Yet somehow, the Pulitzer prize committee awarded the Times the prize for editorial cartooning last year, in a move that left every editorial cartoonist in the western hemisphere gobsmacked.

Meanwhile, Chappatte's cartoons, in the international edition since 2001, won the Overseas Press Club of America’s Thomas Nast Award for best cartoons on international affairs in 2011, 2015 and 2019. But then, this past April, some anonymous editor decided to run a cartoon by a Portuguese cartoonist that depicted a blind, yarmulke-wearing Donald Trump being led by a guide dachshund with Bibi Netanyahu's face and a Star of David dangling from its collar. Many were offended by the cartoon, and the Times apologized for printing it.

So now the Times is citing that Portuguese cartoon as the reason why it will never print editorial cartoons again. (As Canadian journalist Jeet Heer tweeted, "NY Times prints one awful cartoon & now decides to stop running cartoons. By this logic, the paper should have shut down after its 2002-2003 WMD reporting.") American editorial cartoonists, still smarting over the cancelling of the Sunday round-up, are up in arms.

My above cartoon is based on a cartoon by the great Homer Davenport, which I have variously seen with the caption "No Honest Men Need Fear Cartoons" and "They Never Liked Cartoons." The former is probably more authentic, but the latter speaks to the editorial attitude of the New York Times.
For anyone who needs the refresher course, here's a quick explanation of Davenport's cartoon.
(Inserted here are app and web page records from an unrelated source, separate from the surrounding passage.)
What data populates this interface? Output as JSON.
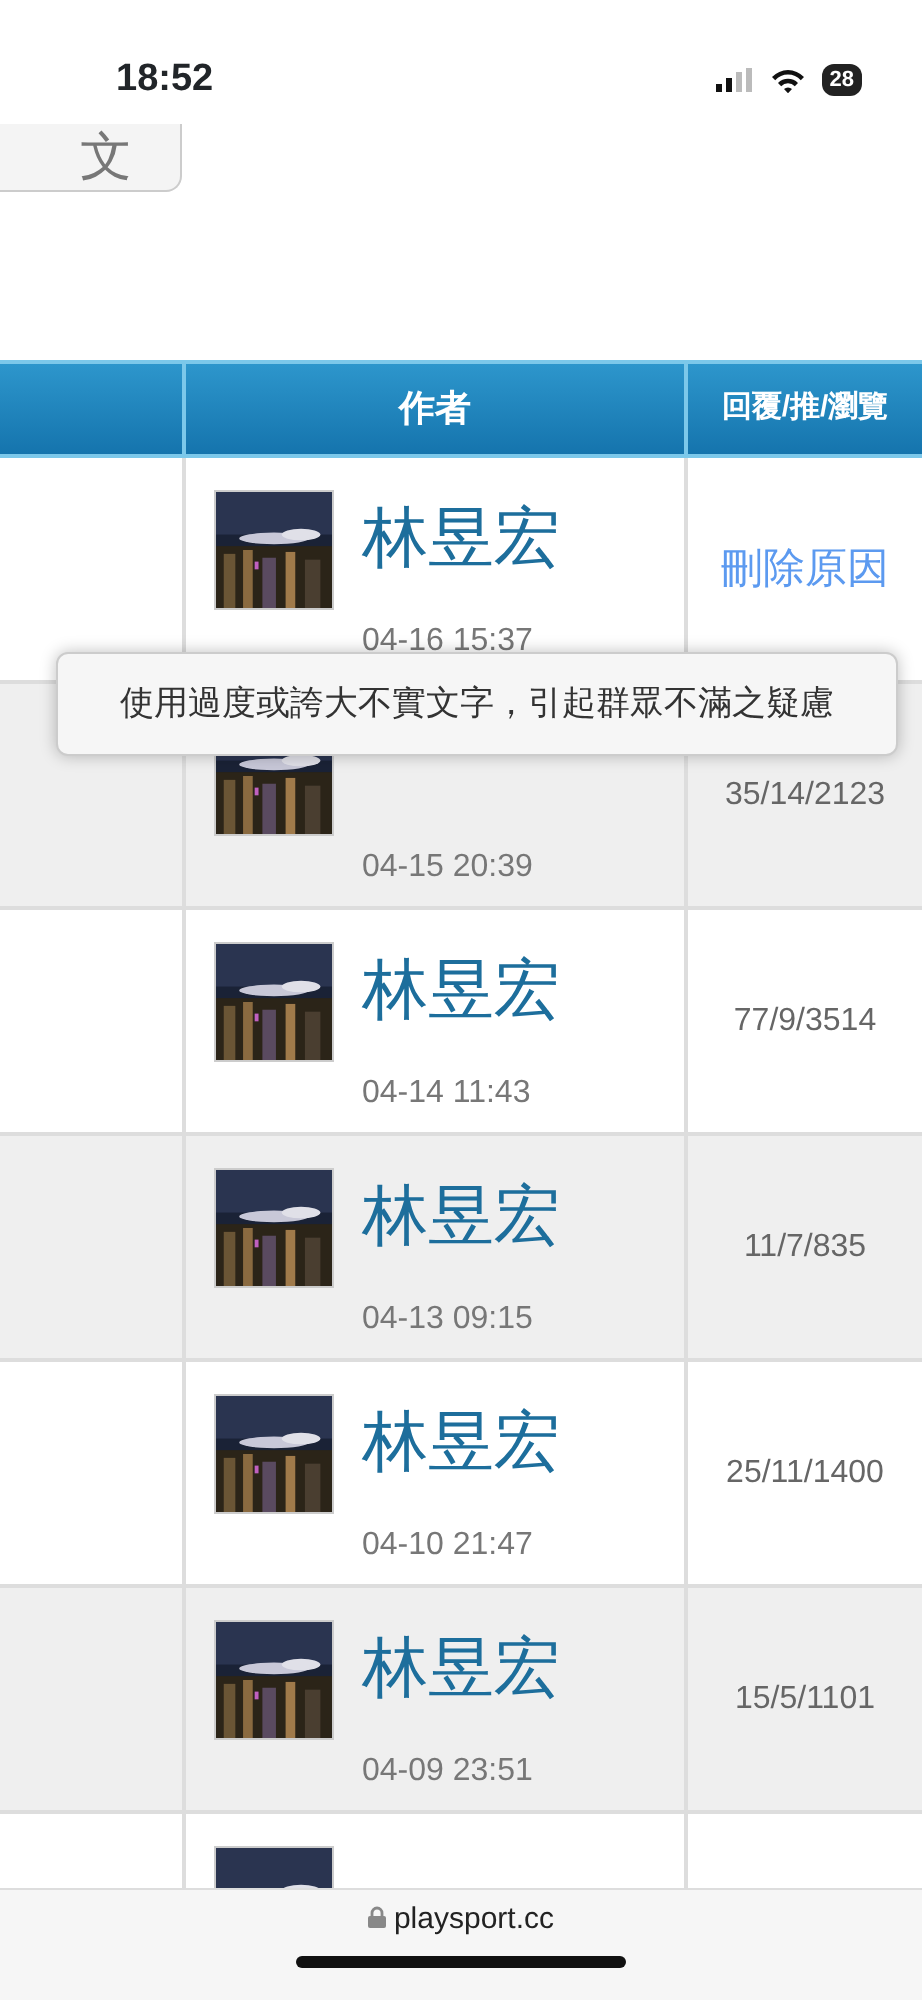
{
  "status_bar": {
    "time": "18:52",
    "battery": "28"
  },
  "top_button": {
    "label": "文"
  },
  "table": {
    "columns": [
      "",
      "作者",
      "回覆/推/瀏覽"
    ],
    "rows": [
      {
        "author": "林昱宏",
        "date": "04-16 15:37",
        "stats": "刪除原因",
        "kind": "deleted"
      },
      {
        "date": "04-15 20:39",
        "stats": "35/14/2123",
        "kind": "normal"
      },
      {
        "author": "林昱宏",
        "date": "04-14 11:43",
        "stats": "77/9/3514",
        "kind": "normal"
      },
      {
        "author": "林昱宏",
        "date": "04-13 09:15",
        "stats": "11/7/835",
        "kind": "normal"
      },
      {
        "author": "林昱宏",
        "date": "04-10 21:47",
        "stats": "25/11/1400",
        "kind": "normal"
      },
      {
        "author": "林昱宏",
        "date": "04-09 23:51",
        "stats": "15/5/1101",
        "kind": "normal"
      }
    ]
  },
  "tooltip": {
    "text": "使用過度或誇大不實文字，引起群眾不滿之疑慮"
  },
  "browser_bar": {
    "url": "playsport.cc"
  }
}
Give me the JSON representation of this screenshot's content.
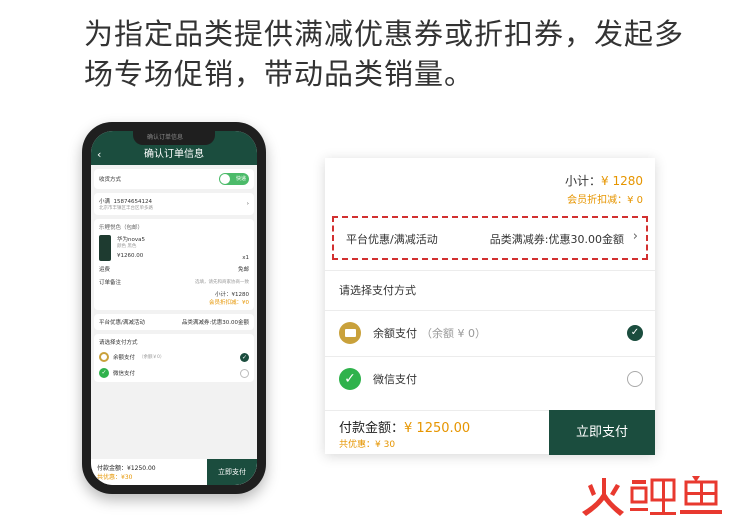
{
  "headline": "为指定品类提供满减优惠券或折扣券，发起多场专场促销，带动品类销量。",
  "phone": {
    "notch_text": "确认订单信息",
    "nav_title": "确认订单信息",
    "back": "‹",
    "delivery_label": "收货方式",
    "toggle_text": "快递",
    "contact_name": "小满",
    "contact_phone": "15874654124",
    "address": "北京市丰镇区丰台区单多路",
    "store": "乐鲤悦色（包邮）",
    "product_name": "华为nova5",
    "product_spec": "颜色 黑色",
    "product_price": "¥1260.00",
    "product_qty": "x1",
    "shipping_label": "运费",
    "shipping_value": "免邮",
    "remark_label": "订单备注",
    "remark_placeholder": "选填，请先和商家协商一致",
    "subtotal": "小计：¥1280",
    "member_discount": "会员折扣减：¥0",
    "promo_label": "平台优惠/满减活动",
    "promo_value": "品类满减券:优惠30.00金额",
    "pay_title": "请选择支付方式",
    "pay_balance": "余额支付",
    "pay_balance_hint": "（余额￥0）",
    "pay_wechat": "微信支付",
    "total": "付款金额：¥1250.00",
    "saved": "共优惠：¥30",
    "pay_button": "立即支付"
  },
  "card": {
    "subtotal_label": "小计：",
    "subtotal_amount": "¥ 1280",
    "member_discount": "会员折扣减：¥ 0",
    "promo_label": "平台优惠/满减活动",
    "promo_value": "品类满减券:优惠30.00金额",
    "chevron": "›",
    "pay_title": "请选择支付方式",
    "pay_options": [
      {
        "label": "余额支付",
        "hint": "（余额 ¥ 0）",
        "selected": true,
        "icon": "wallet-icon"
      },
      {
        "label": "微信支付",
        "hint": "",
        "selected": false,
        "icon": "wechat-pay-icon"
      }
    ],
    "total_label": "付款金额：",
    "total_amount": "¥ 1250.00",
    "saved": "共优惠：¥ 30",
    "pay_button": "立即支付"
  },
  "logo": {
    "text": "火鲤鱼",
    "colors": {
      "fire": "#e8392f",
      "li": "#e8392f",
      "yu": "#e8392f"
    }
  },
  "colors": {
    "primary": "#1b4d3e",
    "accent_orange": "#e69500",
    "dashed_highlight": "#d23030",
    "wechat_green": "#2fb24c",
    "balance_gold": "#c9a13b"
  }
}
On the left is New York City's Democratic Commissioner of Public Works William M. "Boss" Tweed, whose corrupt dealings in the 1870's were the subject of a great deal of investigative reporting, and the cartoons in Harper's Weekly of Thomas Nast. Tweed remarked that "I don't care so much what the papers say about me. My constituents don't know how to read, but they can't help seeing them damned pictures!"

Tried and convicted for stealing untold millions from the public coffers, he fled to Spain, but people recognized him because of Nast's cartoons. He was returned to the U.S. and died in jail a couple years later.

The other guy in Davenport's cartoon is Thomas Platt, the Republican leader of the New York State Senate in the 1890's. Upset by Davenport's cartoons in William Randolph Hearst's New York Journal, Platt had back-bencher Timothy Ellsworth put forth a bill in 1897 to prohibit publication of a person’s portrait or caricature without his/her consent, with penalties of up to $1,000 in fines and a year in prison. The Ellsworth Anti-Cartoon Bill passed in the State Senate, but died without a vote in the House.

Finally, the guy on the right in my cartoon is current New York Times publisher A.G. Sulzberger. I suppose I could have put any of the Times editors in his place, or, better still, an Old Grey Lady.

As much of a cliché as the newspaper's nickname may be, I don't think I've ever seen an actual depiction of what that Old Grey Lady is supposed to look like. That includes this week's flurry of cartoons by my fellow ink-stained wretches.*

Call it a lost opportunity to personify the Times.

And our times are running out.
* Update: The Old Grey Lady shows up in the June 12 cartoon by the wonderful Pat Bagley here.


  1. I'll apologize in advance for naivité, but I didnt understand a lot of the furour over that cartoon. He's suggesting that Trump is asceeding to Bibi's demands while portraying Bibi himself as an ineffectual excuse for a guide dog. The Star of David on his collar — just one of those shorthand things editorial cartoonists do to make sure we get the joke, maybe? But everyone kept calling it "anti-semetic!", and I'm afraid I just dont understand why. Is there something in this cartoonist's history to indicate that? If so, then it becomes even more perplexing why it was commissioned in the first place.

    So what am I missing here?

  2. If I understand the furore correctly, one is not allowed to criticize Israeli politicians or Israeli interest lobbies using any words, images, or ideas that have ever been used before. Especially by the Nazis, but also by any cartoonist going back to the Middle Ages. No Stars of David, yarmulkes, shtreimels, kittels, rekels, or payots are permitted. Definitely do not draw an Israeli figure as a dog, pig, goat, shellfish, banker, Hollywood mogul, or -- wait a minute, let me dig up my Cartoonists Official Guidebook (where did I put that thing?)...